Let's say your friend is allergic to peanuts or perhaps she's bothered by mold. These are common allergies, so the news comes as no great shock.
But what if she discovers she's allergic to her husband? Or, more specifically, to his semen?
Yes, an allergic reaction to a man's semen is a real problem, and it's just one of several little-known but serious allergies that afflict people. Some of these can even be deadly.
"It's surprisingly common," said Dr. Larry Borish, professor of medicine at the Asthma and Allergic Disease Center at the University of Virginia Health System in Charlottesville.
"I see a few cases a year," Borish said. "It tends to be particular to one partner. It's the protein in the semen and these are particular enough that they change from person to person."
"These are women who typically present hives and swelling locally, in the vagina," he said.
In severe cases, however, there can be a full-blown anaphylactic reaction, which may cause hives, swelling, difficulty breathing, abdominal cramping and a loss of blood pressure serious enough to be life-threatening.
One way a person might try to solve his or her semen allergy is by using a latex condom during sex. But that could present another set of problems: latex allergies.
Latex allergies were more commonplace in the early days of the AIDS crisis, explained Dr. Harold Nelson, allergist and professor of medicine at the National Jewish Medical and Research Center in Denver.
"There was an epidemic of latex sensitivity among health care workers because of the introduction of latex as a preventive measure against HIV transmission," Nelson said. The main culprit seemed to be the powder used in latex gloves.
Changes in the manufacturing process, however, have since eliminated many of the problems associated with latex allergies.
"This epidemic is definitely over," Nelson said, though there are still people who have an allergic reaction to balloons, condoms and other products made with latex.
For others, just standing near an open window can cause devastating health problems.
Solar urticaria affects a small percentage of the population, but for those who suffer from hives, skin rashes, nausea and vomiting caused by any exposure to the sun, the allergy can wreak havoc on their lives.
For them, any exposure to sunlight must be avoided, forcing them to lead isolated, reclusive lives behind closed doors and windows.
"The assumption is that the sun -- or ultraviolet radiation -- denatures [damages] some protein in human skin, and you develop an allergic reaction to these denatured proteins," explained Borish.
But urticaria can show up from a number of different causes, including cold air.

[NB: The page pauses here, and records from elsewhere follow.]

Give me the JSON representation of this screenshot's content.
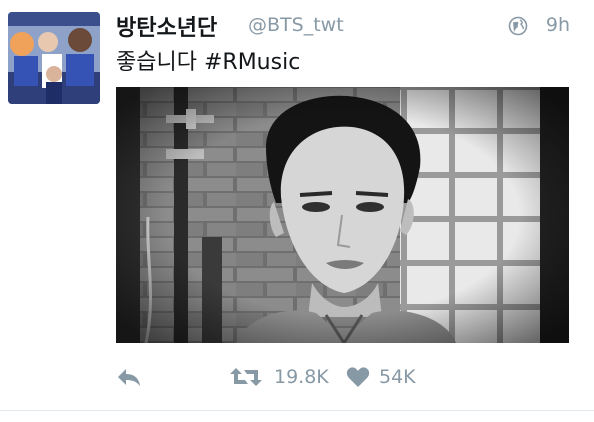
{
  "tweet": {
    "display_name": "방탄소년단",
    "handle": "@BTS_twt",
    "time": "9h",
    "text": "좋습니다",
    "hashtag": "#RMusic"
  },
  "actions": {
    "retweet_count": "19.8K",
    "like_count": "54K"
  },
  "colors": {
    "muted": "#8899a6",
    "text": "#14171a",
    "divider": "#e1e8ed"
  },
  "icons": [
    "globe-icon",
    "reply-icon",
    "retweet-icon",
    "heart-icon"
  ]
}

Borish noted that some construction workers can develop an odd form of the disorder: "There are people who work on jackhammers who have vibration urticaria," he said.
Though most people are aware of the allergy problems that dust mites can cause, cockroach allergies affect many city dwellers.
"Cockroach allergy is a huge problem in the inner city," said Borish.
He estimates that up to 50 percent of inner-city dwellers suffer from allergies to cockroaches.
"The main problem has been with inner-city children," added Nelson, who said the problem causes a significant number of missed school days and hospitalizations.
But allergic reactions to insects aren't limited to roaches and other household pests.
"One of the things that we've been seeing here in rural Virginia is ladybug allergies," Borish said.
But researchers may now be on the path to discovering the key to insect allergies, because the problems with roaches and ladybugs seem to be related, even though those insects are not closely related.
Borish explained that the allergic reaction stems from a digestive enzyme in the insects' gut.
"This is the part that's really cool," he said. "The protein that causes the ladybug and cockroach allergy is the same protein."